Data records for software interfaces
+++

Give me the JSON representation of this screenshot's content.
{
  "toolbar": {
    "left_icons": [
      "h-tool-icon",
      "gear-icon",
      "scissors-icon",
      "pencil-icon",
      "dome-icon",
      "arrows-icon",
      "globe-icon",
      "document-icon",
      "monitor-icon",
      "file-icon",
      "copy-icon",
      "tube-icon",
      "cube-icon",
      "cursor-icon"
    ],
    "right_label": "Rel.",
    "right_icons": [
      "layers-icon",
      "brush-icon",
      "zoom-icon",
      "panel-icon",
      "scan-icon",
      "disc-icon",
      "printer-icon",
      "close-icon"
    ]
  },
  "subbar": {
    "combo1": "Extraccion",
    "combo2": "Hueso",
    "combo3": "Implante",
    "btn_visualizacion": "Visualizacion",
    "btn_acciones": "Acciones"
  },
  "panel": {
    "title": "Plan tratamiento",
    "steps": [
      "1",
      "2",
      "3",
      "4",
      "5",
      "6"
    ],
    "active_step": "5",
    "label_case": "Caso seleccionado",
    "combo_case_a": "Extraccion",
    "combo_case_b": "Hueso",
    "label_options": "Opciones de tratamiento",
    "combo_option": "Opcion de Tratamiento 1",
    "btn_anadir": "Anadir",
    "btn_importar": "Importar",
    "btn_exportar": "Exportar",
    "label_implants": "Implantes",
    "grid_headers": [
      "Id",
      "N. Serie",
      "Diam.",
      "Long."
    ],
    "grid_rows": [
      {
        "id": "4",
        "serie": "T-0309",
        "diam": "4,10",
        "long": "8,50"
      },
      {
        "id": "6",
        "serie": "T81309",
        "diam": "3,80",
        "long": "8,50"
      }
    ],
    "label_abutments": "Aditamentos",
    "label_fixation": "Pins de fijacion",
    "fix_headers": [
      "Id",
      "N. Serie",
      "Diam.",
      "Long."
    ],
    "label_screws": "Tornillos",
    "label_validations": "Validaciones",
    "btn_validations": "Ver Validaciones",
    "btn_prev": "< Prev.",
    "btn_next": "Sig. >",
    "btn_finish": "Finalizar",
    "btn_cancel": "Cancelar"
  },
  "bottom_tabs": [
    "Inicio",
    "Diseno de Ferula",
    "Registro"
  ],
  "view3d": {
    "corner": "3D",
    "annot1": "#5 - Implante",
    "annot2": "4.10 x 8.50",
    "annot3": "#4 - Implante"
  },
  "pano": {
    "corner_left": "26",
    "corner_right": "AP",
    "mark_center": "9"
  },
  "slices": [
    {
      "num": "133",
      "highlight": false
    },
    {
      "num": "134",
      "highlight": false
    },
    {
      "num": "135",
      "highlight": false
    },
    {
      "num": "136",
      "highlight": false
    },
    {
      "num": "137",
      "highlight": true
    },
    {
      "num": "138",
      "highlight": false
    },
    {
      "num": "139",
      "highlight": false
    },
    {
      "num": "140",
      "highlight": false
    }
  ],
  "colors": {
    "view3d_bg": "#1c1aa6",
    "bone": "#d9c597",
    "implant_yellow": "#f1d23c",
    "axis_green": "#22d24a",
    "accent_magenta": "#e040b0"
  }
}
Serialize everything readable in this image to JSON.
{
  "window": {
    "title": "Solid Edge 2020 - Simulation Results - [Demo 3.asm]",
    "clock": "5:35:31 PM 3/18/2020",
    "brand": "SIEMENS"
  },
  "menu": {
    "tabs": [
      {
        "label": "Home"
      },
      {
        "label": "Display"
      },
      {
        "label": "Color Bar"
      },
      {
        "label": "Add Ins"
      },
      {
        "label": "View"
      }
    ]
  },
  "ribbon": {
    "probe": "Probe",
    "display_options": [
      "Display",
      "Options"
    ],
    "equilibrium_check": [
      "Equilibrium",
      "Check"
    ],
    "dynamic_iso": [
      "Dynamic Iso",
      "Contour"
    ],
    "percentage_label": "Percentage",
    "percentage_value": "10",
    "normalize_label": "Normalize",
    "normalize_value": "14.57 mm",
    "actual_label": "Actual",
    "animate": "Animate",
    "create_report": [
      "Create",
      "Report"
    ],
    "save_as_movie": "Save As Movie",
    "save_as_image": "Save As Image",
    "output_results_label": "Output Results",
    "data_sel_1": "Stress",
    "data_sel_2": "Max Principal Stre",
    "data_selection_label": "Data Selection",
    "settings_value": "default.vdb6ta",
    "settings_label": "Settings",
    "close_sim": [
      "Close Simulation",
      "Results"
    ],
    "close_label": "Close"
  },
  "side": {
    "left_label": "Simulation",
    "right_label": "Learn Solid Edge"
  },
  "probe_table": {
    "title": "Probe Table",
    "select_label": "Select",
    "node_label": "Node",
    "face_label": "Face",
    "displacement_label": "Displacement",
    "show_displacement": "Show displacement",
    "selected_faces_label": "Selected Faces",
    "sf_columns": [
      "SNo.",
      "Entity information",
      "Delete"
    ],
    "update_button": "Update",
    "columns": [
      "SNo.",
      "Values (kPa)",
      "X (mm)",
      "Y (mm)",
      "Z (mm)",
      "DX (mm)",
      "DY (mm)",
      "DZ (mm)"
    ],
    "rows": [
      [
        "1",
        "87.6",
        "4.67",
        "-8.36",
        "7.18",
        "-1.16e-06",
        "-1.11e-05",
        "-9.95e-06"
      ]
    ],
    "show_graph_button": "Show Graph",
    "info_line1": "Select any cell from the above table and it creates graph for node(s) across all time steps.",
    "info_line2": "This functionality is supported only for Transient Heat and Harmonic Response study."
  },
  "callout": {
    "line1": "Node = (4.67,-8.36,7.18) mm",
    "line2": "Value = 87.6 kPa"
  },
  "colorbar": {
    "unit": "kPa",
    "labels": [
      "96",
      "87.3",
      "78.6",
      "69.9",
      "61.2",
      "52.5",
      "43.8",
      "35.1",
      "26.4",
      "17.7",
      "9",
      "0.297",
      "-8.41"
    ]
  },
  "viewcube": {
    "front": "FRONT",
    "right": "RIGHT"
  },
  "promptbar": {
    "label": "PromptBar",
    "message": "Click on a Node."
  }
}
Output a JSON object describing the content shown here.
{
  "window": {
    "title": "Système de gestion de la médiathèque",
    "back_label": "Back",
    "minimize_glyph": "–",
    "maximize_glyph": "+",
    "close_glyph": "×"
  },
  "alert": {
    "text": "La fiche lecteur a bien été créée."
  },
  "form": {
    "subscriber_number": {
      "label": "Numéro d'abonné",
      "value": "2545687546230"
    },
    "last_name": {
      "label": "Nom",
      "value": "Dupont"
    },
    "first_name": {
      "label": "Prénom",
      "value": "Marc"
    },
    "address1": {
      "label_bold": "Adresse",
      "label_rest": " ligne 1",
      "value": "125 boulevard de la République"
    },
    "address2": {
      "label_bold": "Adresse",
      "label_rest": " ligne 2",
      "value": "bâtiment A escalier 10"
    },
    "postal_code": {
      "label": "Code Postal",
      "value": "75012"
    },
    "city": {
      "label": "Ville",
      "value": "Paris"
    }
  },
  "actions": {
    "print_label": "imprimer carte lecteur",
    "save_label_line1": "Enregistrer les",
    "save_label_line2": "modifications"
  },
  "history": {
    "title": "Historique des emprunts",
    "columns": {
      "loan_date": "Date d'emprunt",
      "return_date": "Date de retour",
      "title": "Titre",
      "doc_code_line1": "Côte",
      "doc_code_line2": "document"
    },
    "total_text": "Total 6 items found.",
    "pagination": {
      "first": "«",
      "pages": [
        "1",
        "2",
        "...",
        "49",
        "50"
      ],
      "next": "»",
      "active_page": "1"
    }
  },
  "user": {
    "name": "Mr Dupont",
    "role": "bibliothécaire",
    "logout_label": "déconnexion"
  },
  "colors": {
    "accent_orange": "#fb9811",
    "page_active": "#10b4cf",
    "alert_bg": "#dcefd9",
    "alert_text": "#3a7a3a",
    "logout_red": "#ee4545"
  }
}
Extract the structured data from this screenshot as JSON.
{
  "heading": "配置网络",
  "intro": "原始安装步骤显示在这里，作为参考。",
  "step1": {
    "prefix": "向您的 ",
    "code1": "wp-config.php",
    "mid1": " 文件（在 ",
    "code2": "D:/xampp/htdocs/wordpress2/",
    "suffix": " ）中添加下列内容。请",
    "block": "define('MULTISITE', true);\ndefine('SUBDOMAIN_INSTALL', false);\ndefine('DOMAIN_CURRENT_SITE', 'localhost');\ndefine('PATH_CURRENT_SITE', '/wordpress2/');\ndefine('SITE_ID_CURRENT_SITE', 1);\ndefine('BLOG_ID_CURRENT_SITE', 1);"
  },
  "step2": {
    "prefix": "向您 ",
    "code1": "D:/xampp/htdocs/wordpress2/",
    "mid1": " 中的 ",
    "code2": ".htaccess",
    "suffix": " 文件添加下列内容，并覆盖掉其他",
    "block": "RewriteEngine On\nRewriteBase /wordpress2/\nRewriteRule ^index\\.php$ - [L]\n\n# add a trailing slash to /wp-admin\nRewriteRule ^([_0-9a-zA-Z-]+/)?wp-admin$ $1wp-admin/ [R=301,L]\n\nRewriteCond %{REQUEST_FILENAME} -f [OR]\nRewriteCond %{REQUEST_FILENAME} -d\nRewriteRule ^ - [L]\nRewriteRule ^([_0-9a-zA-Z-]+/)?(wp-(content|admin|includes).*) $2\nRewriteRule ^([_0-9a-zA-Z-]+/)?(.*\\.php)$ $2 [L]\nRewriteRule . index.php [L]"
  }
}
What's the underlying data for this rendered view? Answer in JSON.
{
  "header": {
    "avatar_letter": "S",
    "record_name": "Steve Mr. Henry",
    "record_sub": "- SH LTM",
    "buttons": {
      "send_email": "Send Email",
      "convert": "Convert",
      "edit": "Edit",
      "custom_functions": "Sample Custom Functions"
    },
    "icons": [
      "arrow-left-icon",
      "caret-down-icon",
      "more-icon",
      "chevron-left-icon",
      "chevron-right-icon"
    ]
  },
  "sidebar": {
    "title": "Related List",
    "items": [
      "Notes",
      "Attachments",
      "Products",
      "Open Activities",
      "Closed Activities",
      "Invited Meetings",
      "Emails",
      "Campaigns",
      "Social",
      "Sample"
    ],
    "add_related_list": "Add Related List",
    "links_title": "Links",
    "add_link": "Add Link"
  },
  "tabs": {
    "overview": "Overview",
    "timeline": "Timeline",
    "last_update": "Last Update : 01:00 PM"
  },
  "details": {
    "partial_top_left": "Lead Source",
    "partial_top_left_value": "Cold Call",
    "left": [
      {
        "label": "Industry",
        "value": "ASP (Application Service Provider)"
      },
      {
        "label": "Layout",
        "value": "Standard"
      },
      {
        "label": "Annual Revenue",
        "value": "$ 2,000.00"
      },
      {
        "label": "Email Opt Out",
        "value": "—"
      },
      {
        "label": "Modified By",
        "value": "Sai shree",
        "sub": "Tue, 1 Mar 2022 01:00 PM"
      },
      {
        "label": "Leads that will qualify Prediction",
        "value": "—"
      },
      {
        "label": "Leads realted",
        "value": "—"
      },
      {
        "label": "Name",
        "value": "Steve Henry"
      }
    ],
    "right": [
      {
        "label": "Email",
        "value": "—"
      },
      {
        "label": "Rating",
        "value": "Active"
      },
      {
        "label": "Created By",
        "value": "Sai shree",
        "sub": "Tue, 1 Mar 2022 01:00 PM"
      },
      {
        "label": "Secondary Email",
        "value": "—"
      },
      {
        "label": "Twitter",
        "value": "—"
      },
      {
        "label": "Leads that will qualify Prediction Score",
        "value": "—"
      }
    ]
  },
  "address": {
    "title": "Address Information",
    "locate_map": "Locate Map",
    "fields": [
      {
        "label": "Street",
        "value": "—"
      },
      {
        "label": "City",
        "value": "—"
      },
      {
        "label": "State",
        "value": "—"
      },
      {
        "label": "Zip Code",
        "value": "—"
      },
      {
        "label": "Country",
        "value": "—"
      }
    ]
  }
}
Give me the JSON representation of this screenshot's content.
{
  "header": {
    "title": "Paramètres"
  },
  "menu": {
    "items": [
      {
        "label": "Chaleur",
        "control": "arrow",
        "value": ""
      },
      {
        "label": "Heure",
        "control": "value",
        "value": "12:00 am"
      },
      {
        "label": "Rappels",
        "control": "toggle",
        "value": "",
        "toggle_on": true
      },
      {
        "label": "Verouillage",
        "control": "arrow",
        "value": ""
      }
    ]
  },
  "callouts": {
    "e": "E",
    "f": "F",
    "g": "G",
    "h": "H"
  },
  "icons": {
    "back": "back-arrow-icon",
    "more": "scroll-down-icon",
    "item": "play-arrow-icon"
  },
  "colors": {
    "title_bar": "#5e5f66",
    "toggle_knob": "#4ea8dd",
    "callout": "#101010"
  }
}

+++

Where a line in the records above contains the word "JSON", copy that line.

SOLUTION TO THIS EXERCISE:
Give me the JSON representation of this screenshot's content.
Serialize everything readable in this image to JSON.
Output a JSON object describing the content shown here.
Extract the structured data from this screenshot as JSON.
What's the underlying data for this rendered view? Answer in JSON.
Give me the JSON representation of this screenshot's content.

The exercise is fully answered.